The Zora Neale Hurston Florida Education Foundation, Inc. welcomes you to:
March 28, 2020
Fort Pierce, Florida
“A Year of Celebrating, Educating, and Recognizing”
This festival consists of three components: Community Development, African-American Culture, and The Literary Legacy of Zora Neale Hurston. To celebrate, educate, and recognize the literary legacy of Zora Neale Hurston, the foundation seeks papers from multiple disciplines conducting work around the theme of… COMMUNITY.
Deadline for Submissions: February 23, 2020
“I have been in Sorrow's kitchen and licked out all the pots. Then I have stood on the peaky mountain wrapped in rainbows, with a harp and a sword in my hands.”
- Dust Tracks on a Road, Zora Neale Hurston.
Hurston’s words, pinned in her 1942 autobiography, still ring true for many today, the reality that life consists of highs and lows of the human experience. As an anthropologist, ethnographer, recorder, and re-creator of community,Hurston documents the holistic lives of African-Americans, reaping the benefits of the Post-Reconstruction Era, which yielded both new possibilities for the former slave and the reality of Jim Crow and systematic disenfranchisement. Hurston refuses to abandon these communities that represent great fortitude, knowledge, and resiliency.

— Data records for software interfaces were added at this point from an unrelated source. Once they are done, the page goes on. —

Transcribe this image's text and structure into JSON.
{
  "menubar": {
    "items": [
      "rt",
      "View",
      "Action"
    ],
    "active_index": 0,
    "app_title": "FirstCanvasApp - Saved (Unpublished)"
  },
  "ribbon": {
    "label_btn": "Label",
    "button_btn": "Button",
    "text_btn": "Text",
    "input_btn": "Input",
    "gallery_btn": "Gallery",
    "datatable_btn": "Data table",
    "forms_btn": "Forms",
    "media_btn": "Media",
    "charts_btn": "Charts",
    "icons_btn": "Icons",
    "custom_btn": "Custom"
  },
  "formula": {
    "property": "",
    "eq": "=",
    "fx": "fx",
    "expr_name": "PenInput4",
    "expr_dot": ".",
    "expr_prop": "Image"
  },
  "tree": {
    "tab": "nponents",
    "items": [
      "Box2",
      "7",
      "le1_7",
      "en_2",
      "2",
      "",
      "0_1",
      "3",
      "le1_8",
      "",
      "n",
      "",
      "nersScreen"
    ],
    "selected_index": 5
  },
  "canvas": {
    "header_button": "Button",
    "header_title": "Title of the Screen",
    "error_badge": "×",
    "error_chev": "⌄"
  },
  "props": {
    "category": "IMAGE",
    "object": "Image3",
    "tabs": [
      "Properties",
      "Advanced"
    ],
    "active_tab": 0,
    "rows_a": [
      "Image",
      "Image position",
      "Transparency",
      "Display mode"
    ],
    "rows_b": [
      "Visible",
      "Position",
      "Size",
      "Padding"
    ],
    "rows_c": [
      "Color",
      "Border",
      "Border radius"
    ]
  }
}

This conference seeks to explore the idea of community through various perspectives and disciplines. Philosopher, Roberto Esposito states, “Community isn’t a property, nor is it a territory to be separated and defended against those who do not belong to it. Rather, it is a void, a debt, a gift to the other that also reminds us of our constitutive alterity with respect to ourselves” (21). Esposito’s definition of community challenges many to reconsider the ways in which individuals view or perceive others and how they include or exclude others from accessing power and utilizing resources in a geographical area. Therefore, ZoraFest invites rich, academic, and relevant discussions regarding a wide-range of themes, concepts, and ideas of community - as they relate to Hurston’s vast repertoire of work, history, philosophy, anthropology, sociology, economics, the development, maintenance, and growth of marginalized communities.
Please provide an abstract/brief summary of your paper and your whole project. It should have an intro, body and conclusion. It should include a well-developed paragraph, exact wording, and must be understandable to a wide audience.
Abstracts should be no more than 250 words, formatted in Microsoft Word, and single-spaced, using size 12 Times New Roman font. Abstracts highlight major points of your research and explain why your work is important; what your purpose was, how you went about your project, what you learned, and what you concluded.
List all additional co-authors, whether they are or are not presenting, if applicable.
Please submit your abstract and additional information to the following email: firstname.lastname@example.org
Subject line: YOUR NAME and ZORA ABSTRACT
Organization or Affiliation